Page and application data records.
= Beginning of Section =

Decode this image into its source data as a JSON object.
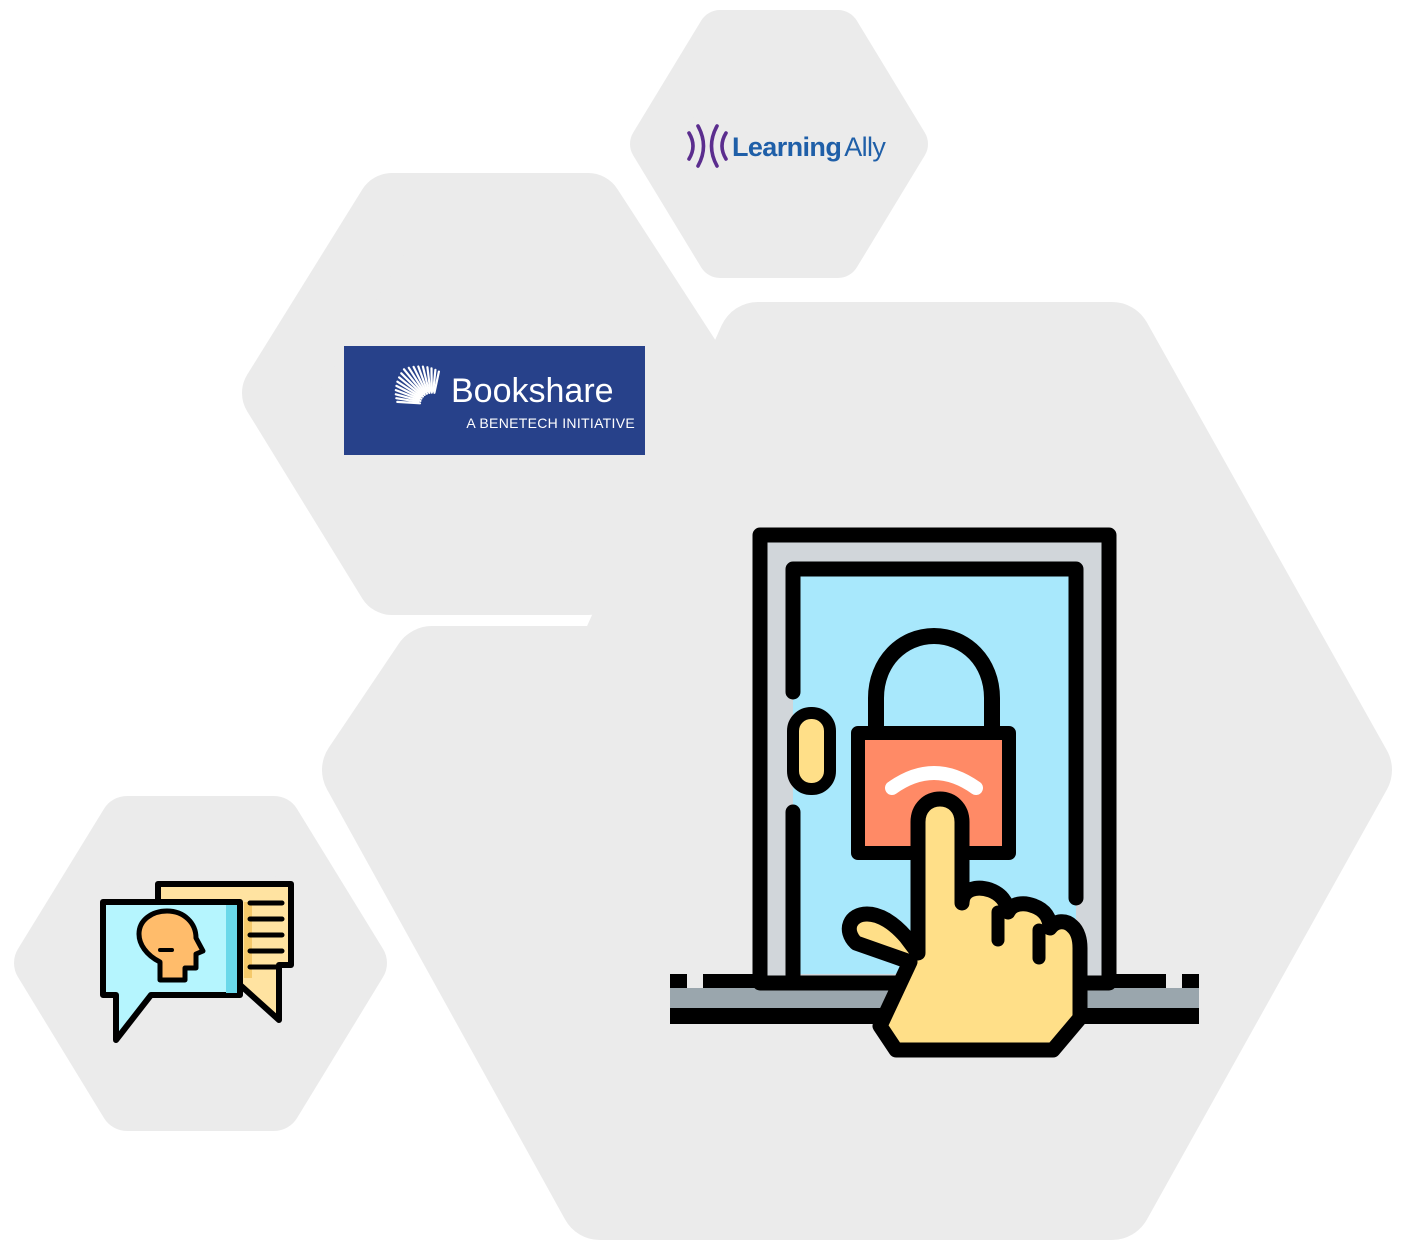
{
  "logos": {
    "learning_ally": {
      "word1": "Learning",
      "word2": "Ally",
      "mark": "sound-wave-icon",
      "text_color": "#1f5fa8",
      "mark_color": "#5b2d8e"
    },
    "bookshare": {
      "title": "Bookshare",
      "subtitle": "A BENETECH INITIATIVE",
      "background": "#27418a",
      "text_color": "#ffffff"
    }
  },
  "illustrations": {
    "chat": "chat-bubbles-person-icon",
    "door": "locked-door-touch-icon"
  },
  "colors": {
    "hexagon": "#ebebeb",
    "outline": "#000000",
    "door_glass": "#a8e8fc",
    "door_frame": "#d1d6da",
    "lock_body": "#ff8a66",
    "hand": "#ffdf88",
    "floor": "#9aa6ad",
    "chat_front": "#b5f5fe",
    "chat_back": "#ffe3a1",
    "chat_accent": "#6ad8ea",
    "head": "#ffbc6b"
  }
}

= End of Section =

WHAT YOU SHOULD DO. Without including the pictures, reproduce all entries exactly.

RESULT FOR THIS EXERCISE.
Decode this image into its source data as a JSON object.
{
  "logos": {
    "learning_ally": {
      "word1": "Learning",
      "word2": "Ally",
      "mark": "sound-wave-icon",
      "text_color": "#1f5fa8",
      "mark_color": "#5b2d8e"
    },
    "bookshare": {
      "title": "Bookshare",
      "subtitle": "A BENETECH INITIATIVE",
      "background": "#27418a",
      "text_color": "#ffffff"
    }
  },
  "illustrations": {
    "chat": "chat-bubbles-person-icon",
    "door": "locked-door-touch-icon"
  },
  "colors": {
    "hexagon": "#ebebeb",
    "outline": "#000000",
    "door_glass": "#a8e8fc",
    "door_frame": "#d1d6da",
    "lock_body": "#ff8a66",
    "hand": "#ffdf88",
    "floor": "#9aa6ad",
    "chat_front": "#b5f5fe",
    "chat_back": "#ffe3a1",
    "chat_accent": "#6ad8ea",
    "head": "#ffbc6b"
  }
}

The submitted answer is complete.